May’s Position and the Way Forward

Leaving the customs union risks seriously disrupting the lion’s share of UK trade. The EU is the UK’s largest trading partner, comprising 43% of all UK exports and 54% of all UK imports. Exiting the customs union will put up new tariff barriers, depriving UK-EU traders of the duty-free access they currently enjoy. On the other hand, leaving the customs union would allow the UK to escape the confines of the common external tariff, thereby making it possible for the UK to implement its own tariff policy and negotiate its own trade agreements with non-EU members. As the EU itself has recognized that 90% of global growth is expected to come from outside the EU, this could be a worthwhile tradeoff for the UK.

Still, May is holding on to hopes of both having her trade cake and eating it too. In August of last year, May’s trade team released a “future partnership paper” outlining what is still the UK’s stance for negotiating the future UK-EU trade relationship.
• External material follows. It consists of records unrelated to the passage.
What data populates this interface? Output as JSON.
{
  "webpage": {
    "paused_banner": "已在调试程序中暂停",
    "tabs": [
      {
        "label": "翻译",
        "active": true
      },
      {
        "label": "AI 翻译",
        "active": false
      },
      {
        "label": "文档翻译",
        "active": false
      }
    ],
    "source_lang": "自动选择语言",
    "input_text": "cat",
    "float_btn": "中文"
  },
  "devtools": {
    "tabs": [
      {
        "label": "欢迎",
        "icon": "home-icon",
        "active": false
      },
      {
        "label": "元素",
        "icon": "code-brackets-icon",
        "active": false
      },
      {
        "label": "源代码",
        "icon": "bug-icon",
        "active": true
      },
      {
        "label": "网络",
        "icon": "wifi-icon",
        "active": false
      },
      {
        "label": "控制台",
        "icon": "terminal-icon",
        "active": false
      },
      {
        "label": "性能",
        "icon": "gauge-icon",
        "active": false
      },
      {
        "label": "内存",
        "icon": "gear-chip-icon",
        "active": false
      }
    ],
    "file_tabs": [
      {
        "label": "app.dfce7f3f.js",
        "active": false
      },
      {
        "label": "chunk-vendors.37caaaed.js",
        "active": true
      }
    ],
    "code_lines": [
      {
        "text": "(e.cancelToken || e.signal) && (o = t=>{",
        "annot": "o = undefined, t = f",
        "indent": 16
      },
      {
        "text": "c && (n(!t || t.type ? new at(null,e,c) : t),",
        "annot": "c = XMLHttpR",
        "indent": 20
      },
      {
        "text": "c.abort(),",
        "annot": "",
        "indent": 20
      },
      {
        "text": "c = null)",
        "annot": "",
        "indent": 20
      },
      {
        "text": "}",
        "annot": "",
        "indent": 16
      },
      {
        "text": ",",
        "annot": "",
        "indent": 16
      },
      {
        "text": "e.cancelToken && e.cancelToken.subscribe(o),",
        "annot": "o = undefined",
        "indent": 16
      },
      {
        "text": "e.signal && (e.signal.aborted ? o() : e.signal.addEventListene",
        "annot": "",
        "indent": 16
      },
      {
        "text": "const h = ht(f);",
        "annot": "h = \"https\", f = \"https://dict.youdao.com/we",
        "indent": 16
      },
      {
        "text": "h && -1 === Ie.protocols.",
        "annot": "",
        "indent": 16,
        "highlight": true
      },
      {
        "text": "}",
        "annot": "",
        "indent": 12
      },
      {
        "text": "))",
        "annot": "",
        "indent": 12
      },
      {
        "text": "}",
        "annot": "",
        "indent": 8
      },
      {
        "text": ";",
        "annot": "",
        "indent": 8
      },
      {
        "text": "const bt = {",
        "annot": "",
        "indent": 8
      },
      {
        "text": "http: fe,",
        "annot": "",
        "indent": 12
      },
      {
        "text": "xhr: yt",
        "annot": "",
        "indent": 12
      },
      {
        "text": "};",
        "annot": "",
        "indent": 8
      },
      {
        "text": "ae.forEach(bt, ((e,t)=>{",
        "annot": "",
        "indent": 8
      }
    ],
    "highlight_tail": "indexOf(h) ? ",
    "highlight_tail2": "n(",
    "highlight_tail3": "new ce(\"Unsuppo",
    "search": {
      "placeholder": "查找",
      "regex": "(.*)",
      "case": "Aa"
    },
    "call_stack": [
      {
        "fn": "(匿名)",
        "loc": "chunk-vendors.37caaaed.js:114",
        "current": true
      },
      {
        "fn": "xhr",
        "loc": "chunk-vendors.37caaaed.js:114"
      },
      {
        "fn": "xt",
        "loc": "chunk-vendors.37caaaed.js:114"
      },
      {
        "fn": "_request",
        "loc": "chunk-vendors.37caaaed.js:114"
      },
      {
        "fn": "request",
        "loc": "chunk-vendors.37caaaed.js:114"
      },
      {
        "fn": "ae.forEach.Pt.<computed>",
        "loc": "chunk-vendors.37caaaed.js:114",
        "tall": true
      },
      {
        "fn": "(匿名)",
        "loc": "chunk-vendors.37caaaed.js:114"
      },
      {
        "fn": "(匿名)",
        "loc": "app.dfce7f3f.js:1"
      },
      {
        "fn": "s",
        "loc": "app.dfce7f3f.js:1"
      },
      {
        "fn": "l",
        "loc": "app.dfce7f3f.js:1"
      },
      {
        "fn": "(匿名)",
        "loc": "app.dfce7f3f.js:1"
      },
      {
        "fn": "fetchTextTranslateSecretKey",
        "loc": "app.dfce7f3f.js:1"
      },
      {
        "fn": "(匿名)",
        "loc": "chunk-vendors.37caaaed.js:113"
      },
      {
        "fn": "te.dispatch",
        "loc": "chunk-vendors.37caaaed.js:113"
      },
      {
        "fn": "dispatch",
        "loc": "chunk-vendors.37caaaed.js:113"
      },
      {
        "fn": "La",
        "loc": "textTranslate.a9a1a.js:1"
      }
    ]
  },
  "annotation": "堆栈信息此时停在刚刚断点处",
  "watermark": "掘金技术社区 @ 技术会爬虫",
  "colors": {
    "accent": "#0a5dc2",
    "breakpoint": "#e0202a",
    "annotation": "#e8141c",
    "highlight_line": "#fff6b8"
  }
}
Most notable from the paper was the proposition of a “customs partnership.” Under this scheme, the UK proposed that it would synchronize its import policies for intermediary goods brought into the UK that are part of a supply chain for final consumption in the EU. Thus, for American widgets meant to be consumed in the UK, the UK could charge x%; but if those same American widgets were to be used in other products that would eventually be shipped to the EU, the UK would be charge the EU rate, y%.
Unfortunately for May, EU officials are underwhelmed at the idea, calling the UK’s proposal for a customs arrangement “unrealistic.” Even more doubtful is whether such an arrangement would comply the WTO’s non-discrimination principles. As the negotiations proceed, the UK will need to be warry not to compromise its obligations to the world trading system in the hopes of maintaining current access to the EU market.